Task to carry out: Nothing in the data should change when you return it, but leave the pictures out.

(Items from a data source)
"""
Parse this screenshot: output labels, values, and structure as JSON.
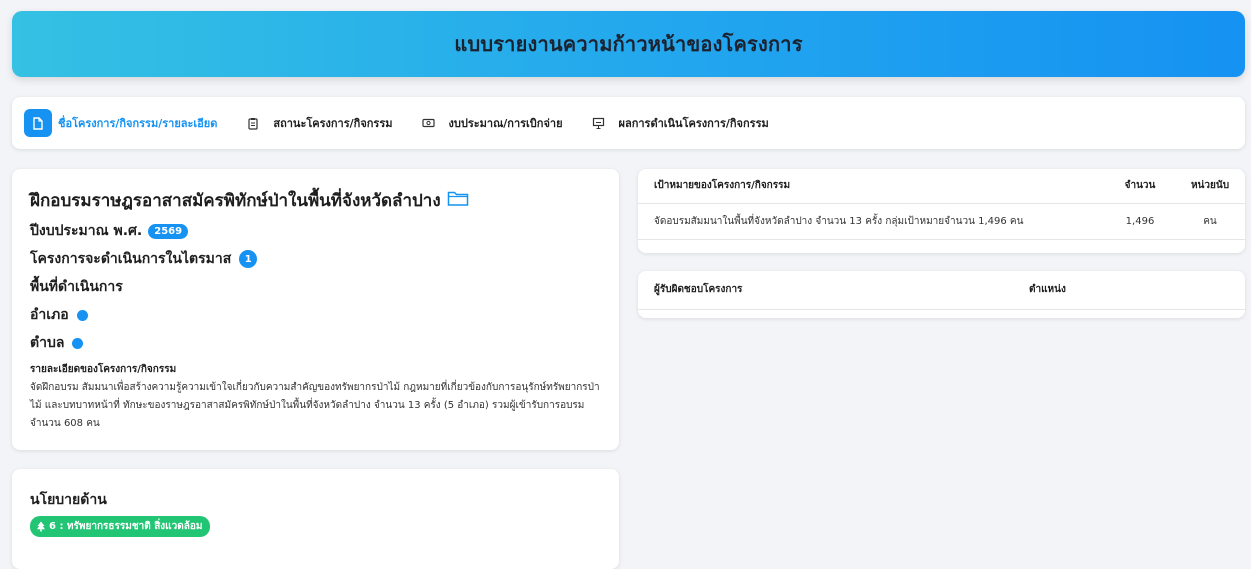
{
  "header": {
    "title": "แบบรายงานความก้าวหน้าของโครงการ"
  },
  "tabs": [
    {
      "label": "ชื่อโครงการ/กิจกรรม/รายละเอียด",
      "icon": "document-icon",
      "active": true
    },
    {
      "label": "สถานะโครงการ/กิจกรรม",
      "icon": "clipboard-icon",
      "active": false
    },
    {
      "label": "งบประมาณ/การเบิกจ่าย",
      "icon": "money-icon",
      "active": false
    },
    {
      "label": "ผลการดำเนินโครงการ/กิจกรรม",
      "icon": "presentation-icon",
      "active": false
    }
  ],
  "project": {
    "title": "ฝึกอบรมราษฎรอาสาสมัครพิทักษ์ป่าในพื้นที่จังหวัดลำปาง",
    "budget_year_label": "ปีงบประมาณ พ.ศ.",
    "budget_year": "2569",
    "quarter_label": "โครงการจะดำเนินการในไตรมาส",
    "quarter": "1",
    "area_label": "พื้นที่ดำเนินการ",
    "district_label": "อำเภอ",
    "subdistrict_label": "ตำบล",
    "detail_heading": "รายละเอียดของโครงการ/กิจกรรม",
    "detail_text": "จัดฝึกอบรม สัมมนาเพื่อสร้างความรู้ความเข้าใจเกี่ยวกับความสำคัญของทรัพยากรป่าไม้ กฎหมายที่เกี่ยวข้องกับการอนุรักษ์ทรัพยากรป่าไม้ และบทบาทหน้าที่ ทักษะของราษฎรอาสาสมัครพิทักษ์ป่าในพื้นที่จังหวัดลำปาง จำนวน 13 ครั้ง (5 อำเภอ) รวมผู้เข้ารับการอบรมจำนวน 608 คน"
  },
  "policy": {
    "title": "นโยบายด้าน",
    "badge": "6 : ทรัพยากรธรรมชาติ สิ่งแวดล้อม"
  },
  "targets": {
    "headers": {
      "target": "เป้าหมายของโครงการ/กิจกรรม",
      "amount": "จำนวน",
      "unit": "หน่วยนับ"
    },
    "rows": [
      {
        "target": "จัดอบรมสัมมนาในพื้นที่จังหวัดลำปาง จำนวน 13 ครั้ง กลุ่มเป้าหมายจำนวน 1,496 คน",
        "amount": "1,496",
        "unit": "คน"
      }
    ]
  },
  "owners": {
    "headers": {
      "name": "ผู้รับผิดชอบโครงการ",
      "position": "ตำแหน่ง"
    }
  },
  "colors": {
    "accent": "#1592f2",
    "policy_green": "#22c573"
  }
}
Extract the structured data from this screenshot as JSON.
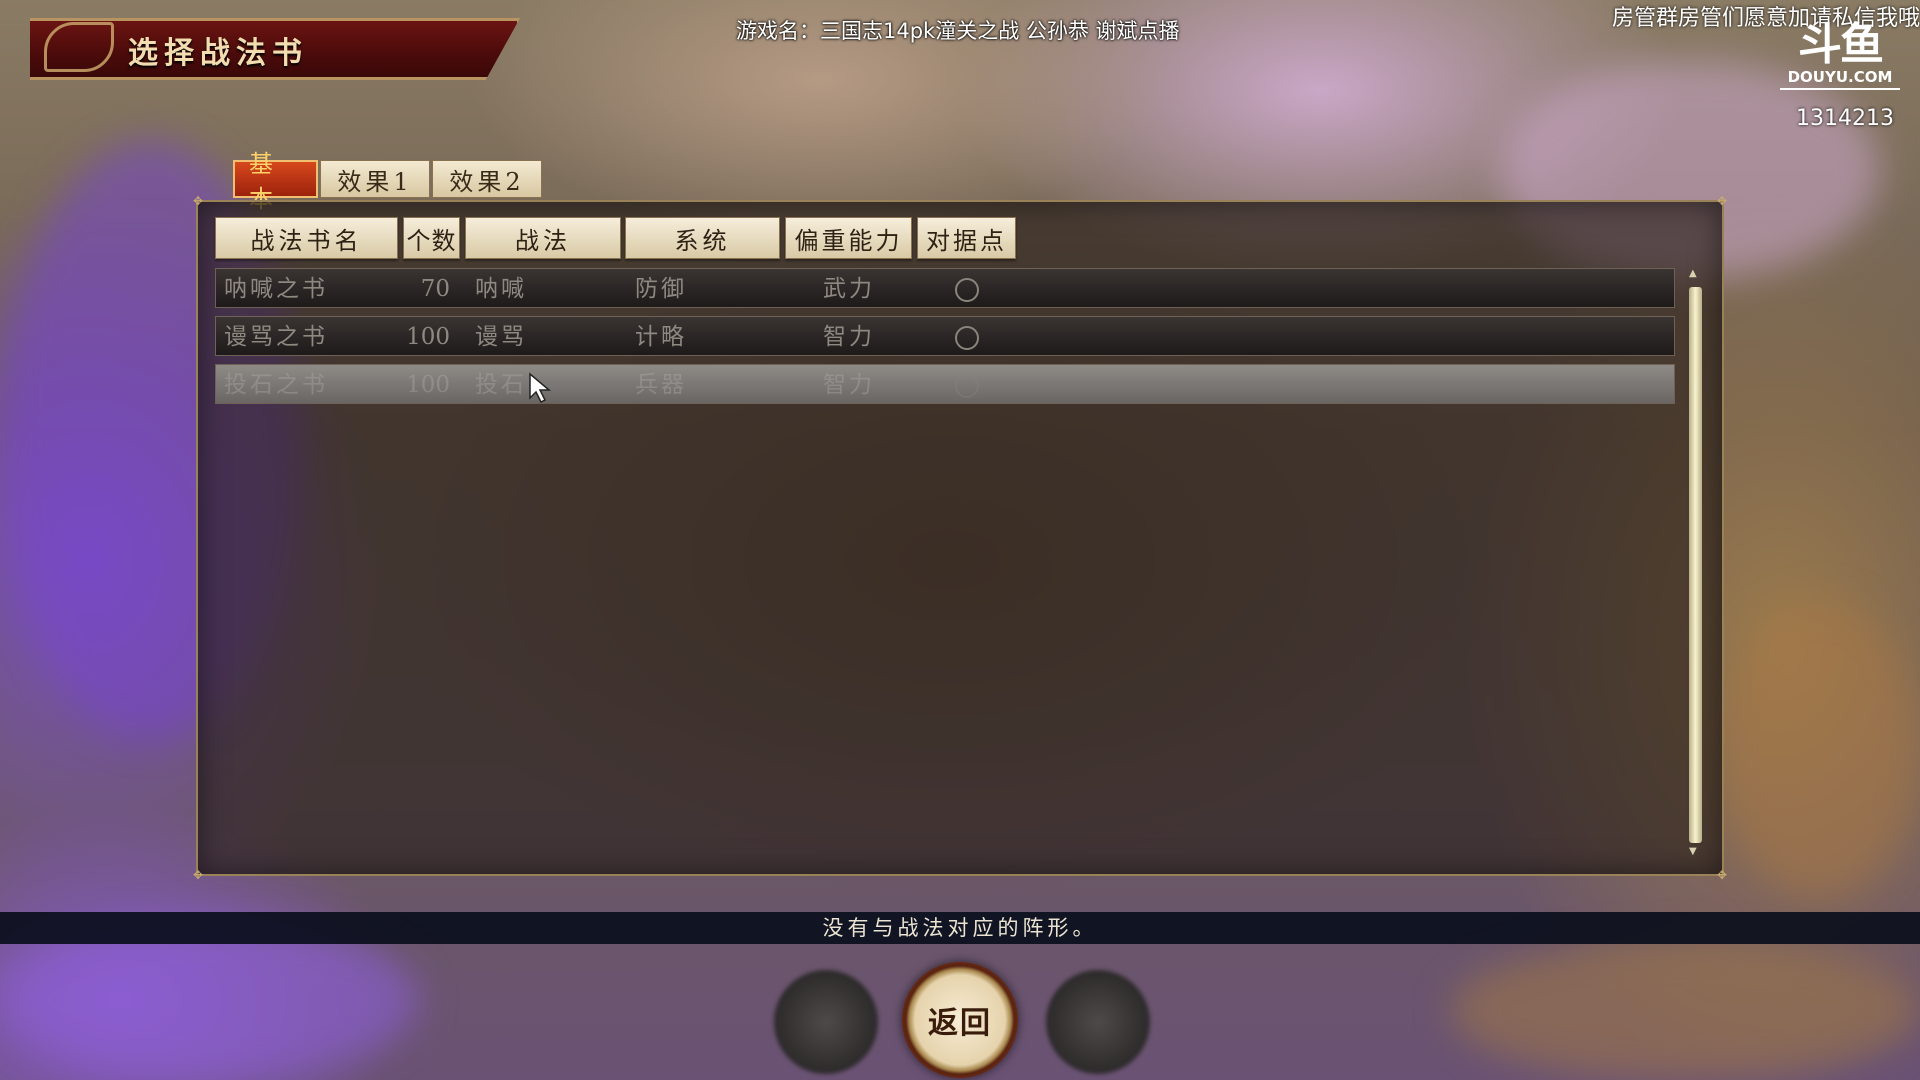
{
  "game_ui": {
    "screen_title": "选择战法书",
    "tabs": [
      {
        "label": "基本",
        "active": true
      },
      {
        "label": "效果1",
        "active": false
      },
      {
        "label": "效果2",
        "active": false
      }
    ],
    "columns": [
      "战法书名",
      "个数",
      "战法",
      "系统",
      "偏重能力",
      "对据点"
    ],
    "rows": [
      {
        "name": "呐喊之书",
        "count": "70",
        "tactic": "呐喊",
        "system": "防御",
        "ability": "武力",
        "vs_base": "○",
        "selected": false
      },
      {
        "name": "谩骂之书",
        "count": "100",
        "tactic": "谩骂",
        "system": "计略",
        "ability": "智力",
        "vs_base": "○",
        "selected": false
      },
      {
        "name": "投石之书",
        "count": "100",
        "tactic": "投石",
        "system": "兵器",
        "ability": "智力",
        "vs_base": "○",
        "selected": true
      }
    ],
    "message": "没有与战法对应的阵形。",
    "return_label": "返回"
  },
  "stream_overlay": {
    "stream_title": "游戏名：三国志14pk潼关之战 公孙恭 谢斌点播",
    "notice": "房管群房管们愿意加请私信我哦",
    "platform_glyph": "斗鱼",
    "platform_name": "DOUYU.COM",
    "room_id": "1314213"
  },
  "colors": {
    "active_tab": "#c23a16",
    "tab_face": "#efe4c8",
    "panel_border": "#9a8258",
    "message_bar": "#0a0e1c"
  }
}
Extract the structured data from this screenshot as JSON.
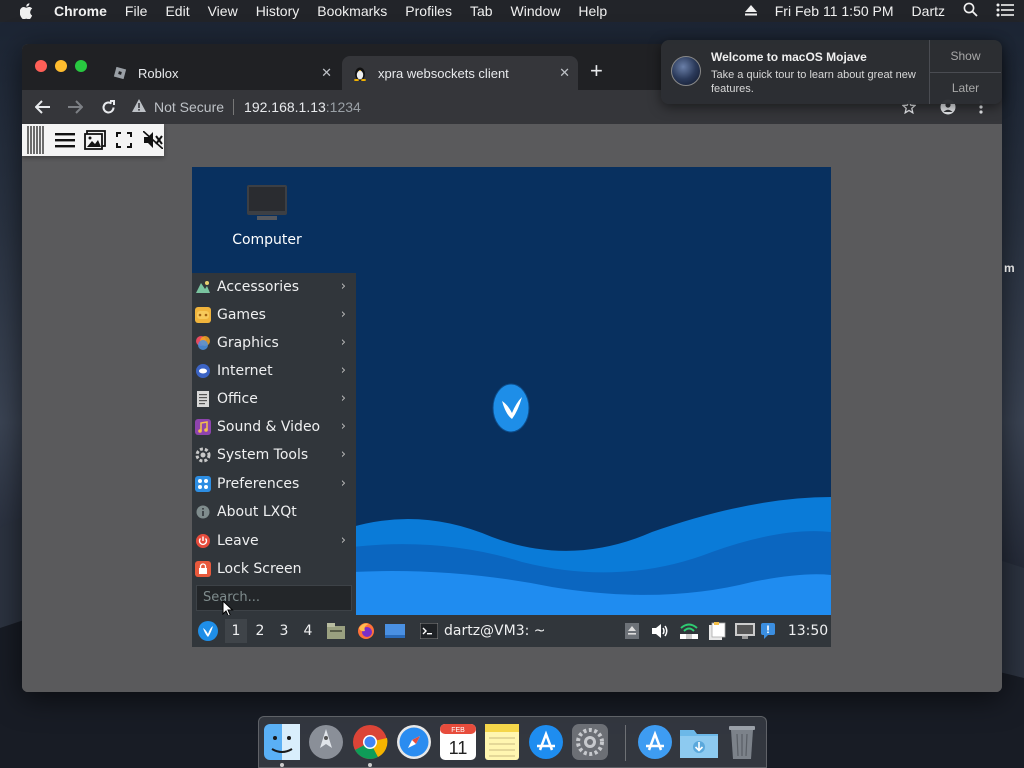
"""
Answer to the problem:
Parse this screenshot: output labels, values, and structure as JSON.
{
  "header": {
    "title": "แบบรายงานความก้าวหน้าของโครงการ"
  },
  "tabs": [
    {
      "label": "ชื่อโครงการ/กิจกรรม/รายละเอียด",
      "icon": "document-icon",
      "active": true
    },
    {
      "label": "สถานะโครงการ/กิจกรรม",
      "icon": "clipboard-icon",
      "active": false
    },
    {
      "label": "งบประมาณ/การเบิกจ่าย",
      "icon": "money-icon",
      "active": false
    },
    {
      "label": "ผลการดำเนินโครงการ/กิจกรรม",
      "icon": "presentation-icon",
      "active": false
    }
  ],
  "project": {
    "title": "ฝึกอบรมราษฎรอาสาสมัครพิทักษ์ป่าในพื้นที่จังหวัดลำปาง",
    "budget_year_label": "ปีงบประมาณ พ.ศ.",
    "budget_year": "2569",
    "quarter_label": "โครงการจะดำเนินการในไตรมาส",
    "quarter": "1",
    "area_label": "พื้นที่ดำเนินการ",
    "district_label": "อำเภอ",
    "subdistrict_label": "ตำบล",
    "detail_heading": "รายละเอียดของโครงการ/กิจกรรม",
    "detail_text": "จัดฝึกอบรม สัมมนาเพื่อสร้างความรู้ความเข้าใจเกี่ยวกับความสำคัญของทรัพยากรป่าไม้ กฎหมายที่เกี่ยวข้องกับการอนุรักษ์ทรัพยากรป่าไม้ และบทบาทหน้าที่ ทักษะของราษฎรอาสาสมัครพิทักษ์ป่าในพื้นที่จังหวัดลำปาง จำนวน 13 ครั้ง (5 อำเภอ) รวมผู้เข้ารับการอบรมจำนวน 608 คน"
  },
  "policy": {
    "title": "นโยบายด้าน",
    "badge": "6 : ทรัพยากรธรรมชาติ สิ่งแวดล้อม"
  },
  "targets": {
    "headers": {
      "target": "เป้าหมายของโครงการ/กิจกรรม",
      "amount": "จำนวน",
      "unit": "หน่วยนับ"
    },
    "rows": [
      {
        "target": "จัดอบรมสัมมนาในพื้นที่จังหวัดลำปาง จำนวน 13 ครั้ง กลุ่มเป้าหมายจำนวน 1,496 คน",
        "amount": "1,496",
        "unit": "คน"
      }
    ]
  },
  "owners": {
    "headers": {
      "name": "ผู้รับผิดชอบโครงการ",
      "position": "ตำแหน่ง"
    }
  },
  "colors": {
    "accent": "#1592f2",
    "policy_green": "#22c573"
  }
}
Extract the structured data from this screenshot as JSON.
{
  "game_ui": {
    "screen_title": "选择战法书",
    "tabs": [
      {
        "label": "基本",
        "active": true
      },
      {
        "label": "效果1",
        "active": false
      },
      {
        "label": "效果2",
        "active": false
      }
    ],
    "columns": [
      "战法书名",
      "个数",
      "战法",
      "系统",
      "偏重能力",
      "对据点"
    ],
    "rows": [
      {
        "name": "呐喊之书",
        "count": "70",
        "tactic": "呐喊",
        "system": "防御",
        "ability": "武力",
        "vs_base": "○",
        "selected": false
      },
      {
        "name": "谩骂之书",
        "count": "100",
        "tactic": "谩骂",
        "system": "计略",
        "ability": "智力",
        "vs_base": "○",
        "selected": false
      },
      {
        "name": "投石之书",
        "count": "100",
        "tactic": "投石",
        "system": "兵器",
        "ability": "智力",
        "vs_base": "○",
        "selected": true
      }
    ],
    "message": "没有与战法对应的阵形。",
    "return_label": "返回"
  },
  "stream_overlay": {
    "stream_title": "游戏名：三国志14pk潼关之战 公孙恭 谢斌点播",
    "notice": "房管群房管们愿意加请私信我哦",
    "platform_glyph": "斗鱼",
    "platform_name": "DOUYU.COM",
    "room_id": "1314213"
  },
  "colors": {
    "active_tab": "#c23a16",
    "tab_face": "#efe4c8",
    "panel_border": "#9a8258",
    "message_bar": "#0a0e1c"
  }
}
Extract the structured data from this screenshot as JSON.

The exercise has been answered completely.